When I used to think of sweet potatoes, I thought of orange mashed up potatoes covered with marshmallows and then baked.  Well, those are yams.  Sweet potatoes are white on the inside when you cut into them, and taste totally different than yams.

This recipe for sweet potatoes is aboslutely fabulous and smells like love when you bring it out of the oven!  It's mashed sweet potatoes mixed with cream cheese, brown sugar and cinnamon.  Then top with apples and cranberries.  Mix together some flour, brown sugar and butter, stir in some Honey Bunches of Oats cereal and sprinke mixture over the apples and cranberries.  Bake this for 40 mintues.

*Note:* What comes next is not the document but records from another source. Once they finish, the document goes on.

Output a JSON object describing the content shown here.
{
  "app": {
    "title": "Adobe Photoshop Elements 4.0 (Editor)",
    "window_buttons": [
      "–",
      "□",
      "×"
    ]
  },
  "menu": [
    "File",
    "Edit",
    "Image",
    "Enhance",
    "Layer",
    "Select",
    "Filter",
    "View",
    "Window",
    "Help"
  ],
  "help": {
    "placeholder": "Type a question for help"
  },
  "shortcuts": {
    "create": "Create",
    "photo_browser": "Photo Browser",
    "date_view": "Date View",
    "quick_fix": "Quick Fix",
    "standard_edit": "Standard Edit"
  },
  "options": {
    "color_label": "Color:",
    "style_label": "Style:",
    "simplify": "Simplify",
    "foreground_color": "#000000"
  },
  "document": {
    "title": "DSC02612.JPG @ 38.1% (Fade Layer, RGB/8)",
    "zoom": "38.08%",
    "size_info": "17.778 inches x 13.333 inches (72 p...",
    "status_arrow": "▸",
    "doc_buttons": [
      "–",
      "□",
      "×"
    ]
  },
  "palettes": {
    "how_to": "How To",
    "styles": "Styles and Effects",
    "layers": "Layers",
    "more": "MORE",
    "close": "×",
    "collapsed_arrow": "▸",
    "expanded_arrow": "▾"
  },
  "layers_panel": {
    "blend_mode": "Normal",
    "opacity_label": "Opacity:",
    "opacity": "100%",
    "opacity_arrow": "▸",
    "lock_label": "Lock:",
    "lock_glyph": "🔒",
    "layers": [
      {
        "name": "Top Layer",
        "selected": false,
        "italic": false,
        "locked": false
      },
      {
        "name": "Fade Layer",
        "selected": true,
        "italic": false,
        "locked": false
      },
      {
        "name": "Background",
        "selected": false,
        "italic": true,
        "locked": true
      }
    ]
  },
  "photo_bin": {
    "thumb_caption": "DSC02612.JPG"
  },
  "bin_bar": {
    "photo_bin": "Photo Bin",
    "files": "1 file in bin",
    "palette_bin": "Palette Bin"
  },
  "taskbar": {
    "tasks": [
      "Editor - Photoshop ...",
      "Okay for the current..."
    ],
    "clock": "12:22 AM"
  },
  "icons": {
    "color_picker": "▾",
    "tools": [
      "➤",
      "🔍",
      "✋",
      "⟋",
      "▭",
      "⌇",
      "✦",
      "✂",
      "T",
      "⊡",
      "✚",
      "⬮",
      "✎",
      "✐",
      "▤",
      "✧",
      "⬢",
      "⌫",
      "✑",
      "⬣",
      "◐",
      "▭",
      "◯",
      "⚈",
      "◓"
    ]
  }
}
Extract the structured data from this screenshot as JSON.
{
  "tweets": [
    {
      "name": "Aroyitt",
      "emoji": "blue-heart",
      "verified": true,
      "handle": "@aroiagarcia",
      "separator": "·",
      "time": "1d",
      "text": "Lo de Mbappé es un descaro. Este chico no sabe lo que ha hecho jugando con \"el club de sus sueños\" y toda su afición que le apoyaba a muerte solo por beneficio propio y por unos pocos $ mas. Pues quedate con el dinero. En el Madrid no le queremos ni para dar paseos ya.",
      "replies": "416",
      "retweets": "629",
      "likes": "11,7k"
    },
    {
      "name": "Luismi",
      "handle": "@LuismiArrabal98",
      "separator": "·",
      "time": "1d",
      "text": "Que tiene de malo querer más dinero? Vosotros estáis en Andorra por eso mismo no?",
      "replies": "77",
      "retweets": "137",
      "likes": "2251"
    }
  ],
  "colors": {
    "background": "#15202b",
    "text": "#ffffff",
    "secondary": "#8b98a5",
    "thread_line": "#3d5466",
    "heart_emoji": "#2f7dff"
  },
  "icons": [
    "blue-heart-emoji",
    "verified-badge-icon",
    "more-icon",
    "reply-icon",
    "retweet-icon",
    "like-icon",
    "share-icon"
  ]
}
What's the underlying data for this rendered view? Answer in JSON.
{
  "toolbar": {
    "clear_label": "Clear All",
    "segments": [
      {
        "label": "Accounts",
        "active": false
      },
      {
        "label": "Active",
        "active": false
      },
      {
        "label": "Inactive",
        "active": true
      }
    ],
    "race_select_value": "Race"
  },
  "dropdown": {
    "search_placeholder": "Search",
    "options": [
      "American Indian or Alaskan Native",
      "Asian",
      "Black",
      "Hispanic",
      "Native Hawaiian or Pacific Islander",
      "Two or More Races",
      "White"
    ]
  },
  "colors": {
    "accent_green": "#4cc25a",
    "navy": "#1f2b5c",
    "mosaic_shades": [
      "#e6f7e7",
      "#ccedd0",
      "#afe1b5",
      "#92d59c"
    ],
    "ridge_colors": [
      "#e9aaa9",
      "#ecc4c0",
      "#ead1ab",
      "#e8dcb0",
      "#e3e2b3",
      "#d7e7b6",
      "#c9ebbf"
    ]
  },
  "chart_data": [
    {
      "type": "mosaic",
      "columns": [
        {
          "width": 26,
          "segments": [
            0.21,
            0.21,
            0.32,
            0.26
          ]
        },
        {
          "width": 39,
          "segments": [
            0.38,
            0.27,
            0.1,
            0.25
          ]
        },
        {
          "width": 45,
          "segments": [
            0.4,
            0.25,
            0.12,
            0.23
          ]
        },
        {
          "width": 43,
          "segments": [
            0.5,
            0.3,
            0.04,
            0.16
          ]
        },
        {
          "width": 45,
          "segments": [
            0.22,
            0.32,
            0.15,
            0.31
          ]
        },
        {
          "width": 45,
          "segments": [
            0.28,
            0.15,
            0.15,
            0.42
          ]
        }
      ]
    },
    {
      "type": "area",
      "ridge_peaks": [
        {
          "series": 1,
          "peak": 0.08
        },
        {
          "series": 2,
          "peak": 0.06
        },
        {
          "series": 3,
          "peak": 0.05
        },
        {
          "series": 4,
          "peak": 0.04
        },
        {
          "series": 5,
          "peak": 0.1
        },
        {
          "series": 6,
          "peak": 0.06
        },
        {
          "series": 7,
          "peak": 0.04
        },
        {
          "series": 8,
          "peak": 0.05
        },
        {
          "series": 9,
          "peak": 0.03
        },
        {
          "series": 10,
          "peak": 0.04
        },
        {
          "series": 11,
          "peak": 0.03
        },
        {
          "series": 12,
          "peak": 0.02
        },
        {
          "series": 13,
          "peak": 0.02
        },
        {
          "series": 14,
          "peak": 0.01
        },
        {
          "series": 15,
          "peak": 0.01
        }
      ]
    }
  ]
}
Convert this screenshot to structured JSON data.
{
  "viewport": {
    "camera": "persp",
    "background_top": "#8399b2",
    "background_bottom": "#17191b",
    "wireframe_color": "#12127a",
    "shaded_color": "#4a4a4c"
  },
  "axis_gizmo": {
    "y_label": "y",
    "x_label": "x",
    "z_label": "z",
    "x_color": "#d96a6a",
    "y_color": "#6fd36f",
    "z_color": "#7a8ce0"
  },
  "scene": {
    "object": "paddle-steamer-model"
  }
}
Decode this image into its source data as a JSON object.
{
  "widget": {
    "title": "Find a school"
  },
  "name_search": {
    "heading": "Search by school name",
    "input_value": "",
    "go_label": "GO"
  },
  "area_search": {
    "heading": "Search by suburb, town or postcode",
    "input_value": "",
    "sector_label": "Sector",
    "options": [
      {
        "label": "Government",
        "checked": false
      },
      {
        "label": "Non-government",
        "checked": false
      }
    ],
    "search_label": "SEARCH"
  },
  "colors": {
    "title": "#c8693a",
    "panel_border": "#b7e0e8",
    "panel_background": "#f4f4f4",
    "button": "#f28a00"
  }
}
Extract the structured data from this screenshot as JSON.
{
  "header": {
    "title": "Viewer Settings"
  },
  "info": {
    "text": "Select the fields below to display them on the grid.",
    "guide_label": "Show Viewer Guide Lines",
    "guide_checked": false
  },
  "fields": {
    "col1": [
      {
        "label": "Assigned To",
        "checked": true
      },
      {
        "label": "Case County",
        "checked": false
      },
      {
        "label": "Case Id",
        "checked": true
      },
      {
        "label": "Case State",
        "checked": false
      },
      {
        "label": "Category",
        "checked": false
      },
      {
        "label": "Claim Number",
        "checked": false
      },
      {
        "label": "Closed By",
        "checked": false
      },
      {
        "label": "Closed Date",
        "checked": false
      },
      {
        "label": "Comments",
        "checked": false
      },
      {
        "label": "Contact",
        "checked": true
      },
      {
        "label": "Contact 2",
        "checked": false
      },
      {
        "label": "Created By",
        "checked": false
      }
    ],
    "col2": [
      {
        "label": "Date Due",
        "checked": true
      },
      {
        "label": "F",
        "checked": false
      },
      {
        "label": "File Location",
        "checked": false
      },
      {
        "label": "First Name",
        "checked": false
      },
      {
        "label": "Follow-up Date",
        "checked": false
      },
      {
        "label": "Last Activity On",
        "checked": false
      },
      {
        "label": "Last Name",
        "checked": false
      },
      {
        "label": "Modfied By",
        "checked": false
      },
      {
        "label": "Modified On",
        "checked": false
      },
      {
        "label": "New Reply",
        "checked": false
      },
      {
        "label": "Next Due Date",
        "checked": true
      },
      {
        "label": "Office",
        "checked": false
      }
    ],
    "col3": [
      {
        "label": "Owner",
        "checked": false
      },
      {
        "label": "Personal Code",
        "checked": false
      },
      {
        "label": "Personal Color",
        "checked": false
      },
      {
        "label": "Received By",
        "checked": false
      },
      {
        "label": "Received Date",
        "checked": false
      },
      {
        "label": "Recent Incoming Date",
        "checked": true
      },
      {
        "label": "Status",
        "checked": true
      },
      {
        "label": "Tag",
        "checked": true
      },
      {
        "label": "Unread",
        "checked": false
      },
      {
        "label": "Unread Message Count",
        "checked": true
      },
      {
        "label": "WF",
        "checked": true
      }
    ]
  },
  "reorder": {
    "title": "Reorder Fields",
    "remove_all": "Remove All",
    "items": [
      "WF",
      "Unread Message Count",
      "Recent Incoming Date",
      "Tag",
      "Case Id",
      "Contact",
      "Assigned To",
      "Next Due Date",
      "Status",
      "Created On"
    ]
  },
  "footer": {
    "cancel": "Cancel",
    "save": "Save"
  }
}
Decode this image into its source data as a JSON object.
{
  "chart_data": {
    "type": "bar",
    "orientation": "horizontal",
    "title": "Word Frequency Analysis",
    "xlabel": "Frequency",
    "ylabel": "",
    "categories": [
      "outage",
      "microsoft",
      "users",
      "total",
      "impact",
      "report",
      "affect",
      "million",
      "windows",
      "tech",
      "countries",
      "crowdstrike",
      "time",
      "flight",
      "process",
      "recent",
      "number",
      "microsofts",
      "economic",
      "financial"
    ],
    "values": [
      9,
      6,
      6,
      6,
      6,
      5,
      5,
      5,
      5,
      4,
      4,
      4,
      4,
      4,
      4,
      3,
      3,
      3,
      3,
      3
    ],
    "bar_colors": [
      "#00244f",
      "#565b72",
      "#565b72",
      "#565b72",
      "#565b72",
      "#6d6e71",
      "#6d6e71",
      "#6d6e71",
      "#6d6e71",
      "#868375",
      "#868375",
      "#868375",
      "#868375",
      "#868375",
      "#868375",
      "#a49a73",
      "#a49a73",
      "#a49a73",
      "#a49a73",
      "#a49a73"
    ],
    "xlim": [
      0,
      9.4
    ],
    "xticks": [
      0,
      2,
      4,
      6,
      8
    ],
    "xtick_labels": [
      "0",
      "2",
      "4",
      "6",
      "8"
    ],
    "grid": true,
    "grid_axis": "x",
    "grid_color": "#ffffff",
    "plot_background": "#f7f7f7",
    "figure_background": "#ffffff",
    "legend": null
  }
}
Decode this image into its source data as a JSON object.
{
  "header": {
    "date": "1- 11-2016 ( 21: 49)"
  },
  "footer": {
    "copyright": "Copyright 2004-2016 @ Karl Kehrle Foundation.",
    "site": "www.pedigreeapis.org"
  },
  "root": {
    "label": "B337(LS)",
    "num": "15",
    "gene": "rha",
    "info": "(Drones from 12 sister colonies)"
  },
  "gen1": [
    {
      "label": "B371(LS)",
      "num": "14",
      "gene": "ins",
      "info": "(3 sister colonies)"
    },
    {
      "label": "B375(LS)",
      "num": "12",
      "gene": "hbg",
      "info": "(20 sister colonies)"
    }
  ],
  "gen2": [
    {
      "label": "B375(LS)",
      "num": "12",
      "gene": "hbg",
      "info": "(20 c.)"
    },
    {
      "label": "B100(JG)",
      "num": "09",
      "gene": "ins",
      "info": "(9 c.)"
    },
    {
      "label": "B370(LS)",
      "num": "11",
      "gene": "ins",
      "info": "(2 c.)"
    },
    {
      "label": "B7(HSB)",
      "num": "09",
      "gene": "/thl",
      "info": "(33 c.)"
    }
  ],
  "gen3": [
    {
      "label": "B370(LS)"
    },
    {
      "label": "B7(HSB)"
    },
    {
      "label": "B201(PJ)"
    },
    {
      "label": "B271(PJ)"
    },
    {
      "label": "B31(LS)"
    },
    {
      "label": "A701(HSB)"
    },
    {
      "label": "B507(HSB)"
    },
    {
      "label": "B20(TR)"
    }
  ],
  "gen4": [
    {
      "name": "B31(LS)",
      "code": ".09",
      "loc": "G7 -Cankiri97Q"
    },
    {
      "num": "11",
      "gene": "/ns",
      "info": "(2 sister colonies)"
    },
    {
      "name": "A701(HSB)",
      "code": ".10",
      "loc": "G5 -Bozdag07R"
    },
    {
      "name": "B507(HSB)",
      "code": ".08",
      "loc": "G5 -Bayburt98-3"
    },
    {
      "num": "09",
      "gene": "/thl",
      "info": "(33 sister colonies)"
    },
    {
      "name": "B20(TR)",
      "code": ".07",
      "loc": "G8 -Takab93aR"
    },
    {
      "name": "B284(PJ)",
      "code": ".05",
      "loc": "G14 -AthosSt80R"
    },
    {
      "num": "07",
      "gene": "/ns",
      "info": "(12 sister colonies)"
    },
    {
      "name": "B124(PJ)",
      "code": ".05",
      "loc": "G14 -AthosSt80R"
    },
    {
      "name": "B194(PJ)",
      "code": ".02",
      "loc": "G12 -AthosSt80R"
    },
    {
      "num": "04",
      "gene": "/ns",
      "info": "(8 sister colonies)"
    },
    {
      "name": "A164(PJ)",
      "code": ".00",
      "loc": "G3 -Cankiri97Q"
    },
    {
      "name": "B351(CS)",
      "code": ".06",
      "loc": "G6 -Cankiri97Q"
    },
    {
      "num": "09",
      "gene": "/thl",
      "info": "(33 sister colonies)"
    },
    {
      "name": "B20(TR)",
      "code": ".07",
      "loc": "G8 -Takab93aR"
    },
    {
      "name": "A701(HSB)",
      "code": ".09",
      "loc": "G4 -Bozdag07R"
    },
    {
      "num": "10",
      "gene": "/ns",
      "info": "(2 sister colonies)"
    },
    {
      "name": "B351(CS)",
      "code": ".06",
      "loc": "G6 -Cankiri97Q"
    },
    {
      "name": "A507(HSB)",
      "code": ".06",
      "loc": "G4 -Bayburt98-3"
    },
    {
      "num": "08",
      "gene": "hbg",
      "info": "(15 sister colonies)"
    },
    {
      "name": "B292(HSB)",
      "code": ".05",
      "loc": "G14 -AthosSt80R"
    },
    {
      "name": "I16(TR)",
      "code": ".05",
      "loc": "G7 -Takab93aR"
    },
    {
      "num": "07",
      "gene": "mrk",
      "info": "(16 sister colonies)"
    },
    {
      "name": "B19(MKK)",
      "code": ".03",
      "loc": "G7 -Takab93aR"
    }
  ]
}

When you cut into this dish, it's so pretty!  The cereal mixture is on top, followed by apples and cranberries, and then the white sweet potatoes. This is probably my favorite recipe out of all the side dishes that I make.

Lastly, I make the gravy.  As I said before we usually barbeque our turkey, so we miss out on all the juices and fat that comes with an oven roasted turkey.  I've tested out dozens of gravy recipes and this one is the best that I've found.  It calls for three packets of turkey gravy, chopped up turkey giblets, chicken broth and a little bit of flour.

I like to serve my Thanksgiving dinner buffet style on my kitchen island.  This way, the dinner table is not over crowded with food and people passing dishes back and forth.  It seems more intimate this way and we are able to enjoy each other's conversation over the candle light from the centerpieces.

So after 8 hours, this....

turned into this.

Considering this serves 12 for Thanksgiving dinner *plus left-overs*, the family of seven that we donated this food to should be able to eat wonderful homemade food for a few days at the very least.


  1. wow that s really a nice thought and the dinner look fantastic. I love your blog :)

  2. I found you via Bake@350.
    What a wonderful post! I think I will try your mashed sweet potatoes recipe. It looks so different and yummy!
    I can't wait to look through some older posts and read the upcoming ones.
    Keep up the great work -- very enjoyable and informative!

  3. Your table looks gorgeous and very nice with all your donations! Your site is great ~ thanks for stopping by mine!

  4. Hi we are the family that got to enjoy that wonderful meal. Thank you we loved it and Im using a couple of the recipes myself this year.... Per my daughter's request..LOL Thanks again and HAPPY THANKSGIVING to you and yours!.....

  5. Love the leaves around your pie - nice touch! Enjoyed stopping by your blog :)

  6. Hi

    What size turkey did you use.

  7. I'm sorry, I don't recall the size, but it wasn't an unusual size. Probably 14-16 pounds...

  8. What a great way to give back. I love it that you went all out just like you would have for your family. That's awesome! Thanks for linking up.:) Adding you to my blogroll. :)